WHAT TO PRODUCE:
Collect every line of the records below that contains the word "GmbH".
= Beginning of Section =
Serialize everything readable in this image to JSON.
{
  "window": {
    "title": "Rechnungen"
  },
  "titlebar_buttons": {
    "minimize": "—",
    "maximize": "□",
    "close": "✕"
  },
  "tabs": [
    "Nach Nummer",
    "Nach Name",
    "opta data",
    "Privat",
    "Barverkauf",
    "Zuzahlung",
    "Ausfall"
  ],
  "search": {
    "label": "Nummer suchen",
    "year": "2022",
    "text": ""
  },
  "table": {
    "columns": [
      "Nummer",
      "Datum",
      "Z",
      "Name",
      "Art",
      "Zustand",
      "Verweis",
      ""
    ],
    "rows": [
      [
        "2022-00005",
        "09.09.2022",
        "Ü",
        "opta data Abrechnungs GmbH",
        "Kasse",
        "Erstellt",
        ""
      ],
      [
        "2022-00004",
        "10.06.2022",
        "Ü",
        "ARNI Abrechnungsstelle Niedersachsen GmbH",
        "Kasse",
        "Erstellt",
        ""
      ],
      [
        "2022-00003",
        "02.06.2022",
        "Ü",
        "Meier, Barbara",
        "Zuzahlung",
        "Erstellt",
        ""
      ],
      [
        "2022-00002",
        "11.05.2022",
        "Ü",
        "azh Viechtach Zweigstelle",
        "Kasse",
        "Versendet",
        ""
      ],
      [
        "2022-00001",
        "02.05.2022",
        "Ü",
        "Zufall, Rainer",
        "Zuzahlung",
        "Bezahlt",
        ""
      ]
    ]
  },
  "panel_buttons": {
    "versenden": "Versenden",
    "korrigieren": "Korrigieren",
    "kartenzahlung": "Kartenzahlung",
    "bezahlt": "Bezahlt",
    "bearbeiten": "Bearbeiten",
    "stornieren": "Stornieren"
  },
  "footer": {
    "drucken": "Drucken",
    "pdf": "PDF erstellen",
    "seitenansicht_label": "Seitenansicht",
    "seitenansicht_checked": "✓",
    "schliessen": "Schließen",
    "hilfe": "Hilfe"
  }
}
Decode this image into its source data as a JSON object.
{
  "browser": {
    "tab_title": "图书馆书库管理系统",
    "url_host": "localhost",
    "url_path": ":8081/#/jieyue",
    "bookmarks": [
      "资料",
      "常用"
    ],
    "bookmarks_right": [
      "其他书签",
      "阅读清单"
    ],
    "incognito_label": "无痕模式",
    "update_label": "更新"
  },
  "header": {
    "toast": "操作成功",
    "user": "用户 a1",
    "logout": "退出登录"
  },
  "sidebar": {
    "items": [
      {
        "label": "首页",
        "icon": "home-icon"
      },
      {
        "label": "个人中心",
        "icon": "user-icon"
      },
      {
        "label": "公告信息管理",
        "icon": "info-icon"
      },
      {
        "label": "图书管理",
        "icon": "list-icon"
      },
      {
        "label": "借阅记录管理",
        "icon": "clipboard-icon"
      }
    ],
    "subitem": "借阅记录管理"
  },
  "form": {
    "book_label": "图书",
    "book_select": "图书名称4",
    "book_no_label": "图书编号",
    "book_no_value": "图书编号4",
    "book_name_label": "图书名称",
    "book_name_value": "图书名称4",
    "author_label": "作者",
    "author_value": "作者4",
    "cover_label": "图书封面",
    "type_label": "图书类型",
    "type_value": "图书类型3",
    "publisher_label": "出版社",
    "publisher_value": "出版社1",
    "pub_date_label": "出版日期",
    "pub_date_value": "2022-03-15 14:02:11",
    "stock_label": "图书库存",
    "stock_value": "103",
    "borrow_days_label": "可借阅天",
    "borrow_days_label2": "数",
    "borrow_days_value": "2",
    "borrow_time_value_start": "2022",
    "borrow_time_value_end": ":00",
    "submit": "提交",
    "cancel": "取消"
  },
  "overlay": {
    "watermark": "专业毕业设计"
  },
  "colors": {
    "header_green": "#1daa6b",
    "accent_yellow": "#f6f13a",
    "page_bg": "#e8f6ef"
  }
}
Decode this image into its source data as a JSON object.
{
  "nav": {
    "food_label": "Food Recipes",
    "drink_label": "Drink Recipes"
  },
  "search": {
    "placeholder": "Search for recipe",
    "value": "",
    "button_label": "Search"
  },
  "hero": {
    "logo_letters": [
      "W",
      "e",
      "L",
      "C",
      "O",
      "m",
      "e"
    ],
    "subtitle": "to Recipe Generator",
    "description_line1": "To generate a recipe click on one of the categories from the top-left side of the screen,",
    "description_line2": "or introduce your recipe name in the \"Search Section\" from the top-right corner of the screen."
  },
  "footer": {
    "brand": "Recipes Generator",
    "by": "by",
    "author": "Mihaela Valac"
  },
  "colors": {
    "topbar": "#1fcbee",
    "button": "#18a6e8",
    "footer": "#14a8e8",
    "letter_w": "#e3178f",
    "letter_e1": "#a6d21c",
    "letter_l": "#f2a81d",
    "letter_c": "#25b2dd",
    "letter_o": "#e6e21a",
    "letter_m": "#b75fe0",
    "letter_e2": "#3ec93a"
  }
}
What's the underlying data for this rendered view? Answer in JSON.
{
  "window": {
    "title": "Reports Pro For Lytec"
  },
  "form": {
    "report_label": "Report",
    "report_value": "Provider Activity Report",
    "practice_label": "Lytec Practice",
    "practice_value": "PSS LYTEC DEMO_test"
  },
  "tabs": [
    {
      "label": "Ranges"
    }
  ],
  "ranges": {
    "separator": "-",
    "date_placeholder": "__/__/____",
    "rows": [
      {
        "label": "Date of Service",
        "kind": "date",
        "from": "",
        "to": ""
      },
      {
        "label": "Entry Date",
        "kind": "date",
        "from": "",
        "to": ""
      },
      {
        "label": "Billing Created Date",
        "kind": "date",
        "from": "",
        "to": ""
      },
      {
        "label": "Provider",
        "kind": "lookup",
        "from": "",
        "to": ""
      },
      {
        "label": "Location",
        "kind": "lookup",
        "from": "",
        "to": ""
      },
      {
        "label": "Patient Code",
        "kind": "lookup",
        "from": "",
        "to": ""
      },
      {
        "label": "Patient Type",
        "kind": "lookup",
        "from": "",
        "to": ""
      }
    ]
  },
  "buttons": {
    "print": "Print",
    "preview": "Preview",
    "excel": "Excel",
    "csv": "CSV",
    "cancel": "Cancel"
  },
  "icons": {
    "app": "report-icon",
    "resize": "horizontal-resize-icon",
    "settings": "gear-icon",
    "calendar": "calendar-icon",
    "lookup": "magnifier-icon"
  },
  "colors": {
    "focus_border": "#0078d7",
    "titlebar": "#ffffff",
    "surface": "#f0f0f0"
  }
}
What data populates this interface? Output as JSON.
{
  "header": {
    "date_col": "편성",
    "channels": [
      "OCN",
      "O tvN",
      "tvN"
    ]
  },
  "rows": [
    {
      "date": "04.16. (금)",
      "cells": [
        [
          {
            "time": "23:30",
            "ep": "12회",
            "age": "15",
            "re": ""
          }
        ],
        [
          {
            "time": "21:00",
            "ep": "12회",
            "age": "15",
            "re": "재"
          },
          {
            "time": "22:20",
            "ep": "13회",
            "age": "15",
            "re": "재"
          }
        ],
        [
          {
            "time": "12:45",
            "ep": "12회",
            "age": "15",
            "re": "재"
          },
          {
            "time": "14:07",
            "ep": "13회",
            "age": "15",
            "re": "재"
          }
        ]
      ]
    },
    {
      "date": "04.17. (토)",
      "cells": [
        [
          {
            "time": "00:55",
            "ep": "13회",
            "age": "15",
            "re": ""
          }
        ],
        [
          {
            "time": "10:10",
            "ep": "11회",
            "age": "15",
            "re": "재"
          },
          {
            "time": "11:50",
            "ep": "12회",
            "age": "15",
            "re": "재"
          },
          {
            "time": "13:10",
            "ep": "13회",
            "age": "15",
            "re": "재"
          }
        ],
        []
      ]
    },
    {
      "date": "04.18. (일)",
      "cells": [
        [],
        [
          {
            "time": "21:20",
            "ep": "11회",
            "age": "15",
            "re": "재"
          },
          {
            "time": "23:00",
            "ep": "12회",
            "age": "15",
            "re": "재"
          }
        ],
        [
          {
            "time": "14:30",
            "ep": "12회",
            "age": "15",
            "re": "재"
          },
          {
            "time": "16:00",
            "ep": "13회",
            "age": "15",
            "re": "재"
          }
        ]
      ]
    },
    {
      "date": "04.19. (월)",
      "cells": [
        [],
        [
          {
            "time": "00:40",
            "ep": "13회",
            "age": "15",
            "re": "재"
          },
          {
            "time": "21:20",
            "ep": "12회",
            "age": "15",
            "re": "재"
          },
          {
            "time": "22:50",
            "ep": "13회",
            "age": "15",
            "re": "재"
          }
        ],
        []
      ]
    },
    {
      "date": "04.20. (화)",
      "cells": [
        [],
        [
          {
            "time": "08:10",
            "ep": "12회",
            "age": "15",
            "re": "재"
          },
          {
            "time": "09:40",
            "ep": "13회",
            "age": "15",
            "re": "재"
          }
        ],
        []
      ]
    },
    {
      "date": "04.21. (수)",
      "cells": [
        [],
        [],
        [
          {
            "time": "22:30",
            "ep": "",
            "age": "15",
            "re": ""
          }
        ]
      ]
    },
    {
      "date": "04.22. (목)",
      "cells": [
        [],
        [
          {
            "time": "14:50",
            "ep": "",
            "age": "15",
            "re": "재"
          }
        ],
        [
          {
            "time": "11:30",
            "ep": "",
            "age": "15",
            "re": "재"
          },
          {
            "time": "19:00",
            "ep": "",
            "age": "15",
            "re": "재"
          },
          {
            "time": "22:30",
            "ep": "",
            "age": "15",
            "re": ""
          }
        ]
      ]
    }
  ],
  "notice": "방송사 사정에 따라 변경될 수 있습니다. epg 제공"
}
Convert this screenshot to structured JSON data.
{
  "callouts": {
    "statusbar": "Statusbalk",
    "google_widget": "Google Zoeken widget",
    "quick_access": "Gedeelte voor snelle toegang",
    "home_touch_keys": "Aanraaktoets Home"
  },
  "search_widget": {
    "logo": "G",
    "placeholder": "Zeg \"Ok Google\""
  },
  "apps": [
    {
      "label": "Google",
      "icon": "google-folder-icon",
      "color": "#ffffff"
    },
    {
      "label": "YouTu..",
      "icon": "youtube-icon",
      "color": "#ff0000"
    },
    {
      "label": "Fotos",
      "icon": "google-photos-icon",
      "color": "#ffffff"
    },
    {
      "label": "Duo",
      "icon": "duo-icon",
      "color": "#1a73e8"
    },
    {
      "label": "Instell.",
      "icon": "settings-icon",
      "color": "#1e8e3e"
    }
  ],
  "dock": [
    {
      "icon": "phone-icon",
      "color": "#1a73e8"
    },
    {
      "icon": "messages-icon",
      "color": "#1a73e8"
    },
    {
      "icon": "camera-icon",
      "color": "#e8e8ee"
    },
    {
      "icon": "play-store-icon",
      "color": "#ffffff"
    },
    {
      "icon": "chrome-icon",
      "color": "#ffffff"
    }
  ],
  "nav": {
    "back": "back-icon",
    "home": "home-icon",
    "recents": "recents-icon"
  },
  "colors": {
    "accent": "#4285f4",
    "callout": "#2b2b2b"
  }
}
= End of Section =
EXPECTED OUTPUT:
        "opta data Abrechnungs GmbH",
        "ARNI Abrechnungsstelle Niedersachsen GmbH",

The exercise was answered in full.